### Problem to work on
An exact, complete copy of the entries is needed, with the pictures left out.

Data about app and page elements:
[Start of Attachment]
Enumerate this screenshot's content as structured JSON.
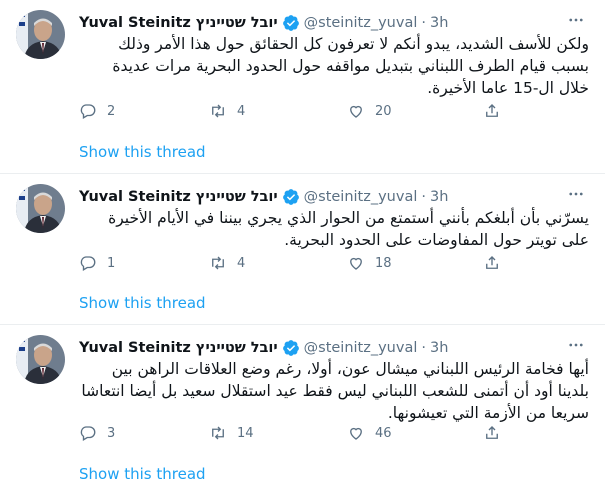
{
  "author": {
    "name": "Yuval Steinitz יובל שטייניץ",
    "handle": "@steinitz_yuval",
    "separator": "·",
    "time": "3h"
  },
  "colors": {
    "accent": "#1da1f2",
    "muted": "#5b7083",
    "text": "#0f1419",
    "separator": "#ebeef0"
  },
  "icons": {
    "reply": "reply-icon",
    "retweet": "retweet-icon",
    "like": "like-icon",
    "share": "share-icon",
    "more": "more-options-icon",
    "verified": "verified-badge-icon"
  },
  "tweets": [
    {
      "text": "ولكن للأسف الشديد، يبدو أنكم لا تعرفون كل الحقائق حول هذا الأمر وذلك بسبب قيام الطرف اللبناني بتبديل مواقفه حول الحدود البحرية مرات عديدة خلال ال-15 عاما الأخيرة.",
      "replies": "2",
      "retweets": "4",
      "likes": "20",
      "show_thread": "Show this thread"
    },
    {
      "text": "يسرّني بأن أبلغكم بأنني أستمتع من الحوار الذي يجري بيننا في الأيام الأخيرة على تويتر حول المفاوضات على الحدود البحرية.",
      "replies": "1",
      "retweets": "4",
      "likes": "18",
      "show_thread": "Show this thread"
    },
    {
      "text": "أيها فخامة الرئيس اللبناني ميشال عون، أولا، رغم وضع العلاقات الراهن بين بلدينا أود أن أتمنى للشعب اللبناني ليس فقط عيد استقلال سعيد بل أيضا انتعاشا سريعا من الأزمة التي تعيشونها.",
      "replies": "3",
      "retweets": "14",
      "likes": "46",
      "show_thread": "Show this thread"
    }
  ]
}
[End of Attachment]
### Problem solution
Enumerate this screenshot's content as structured JSON.
{
  "author": {
    "name": "Yuval Steinitz יובל שטייניץ",
    "handle": "@steinitz_yuval",
    "separator": "·",
    "time": "3h"
  },
  "colors": {
    "accent": "#1da1f2",
    "muted": "#5b7083",
    "text": "#0f1419",
    "separator": "#ebeef0"
  },
  "icons": {
    "reply": "reply-icon",
    "retweet": "retweet-icon",
    "like": "like-icon",
    "share": "share-icon",
    "more": "more-options-icon",
    "verified": "verified-badge-icon"
  },
  "tweets": [
    {
      "text": "ولكن للأسف الشديد، يبدو أنكم لا تعرفون كل الحقائق حول هذا الأمر وذلك بسبب قيام الطرف اللبناني بتبديل مواقفه حول الحدود البحرية مرات عديدة خلال ال-15 عاما الأخيرة.",
      "replies": "2",
      "retweets": "4",
      "likes": "20",
      "show_thread": "Show this thread"
    },
    {
      "text": "يسرّني بأن أبلغكم بأنني أستمتع من الحوار الذي يجري بيننا في الأيام الأخيرة على تويتر حول المفاوضات على الحدود البحرية.",
      "replies": "1",
      "retweets": "4",
      "likes": "18",
      "show_thread": "Show this thread"
    },
    {
      "text": "أيها فخامة الرئيس اللبناني ميشال عون، أولا، رغم وضع العلاقات الراهن بين بلدينا أود أن أتمنى للشعب اللبناني ليس فقط عيد استقلال سعيد بل أيضا انتعاشا سريعا من الأزمة التي تعيشونها.",
      "replies": "3",
      "retweets": "14",
      "likes": "46",
      "show_thread": "Show this thread"
    }
  ]
}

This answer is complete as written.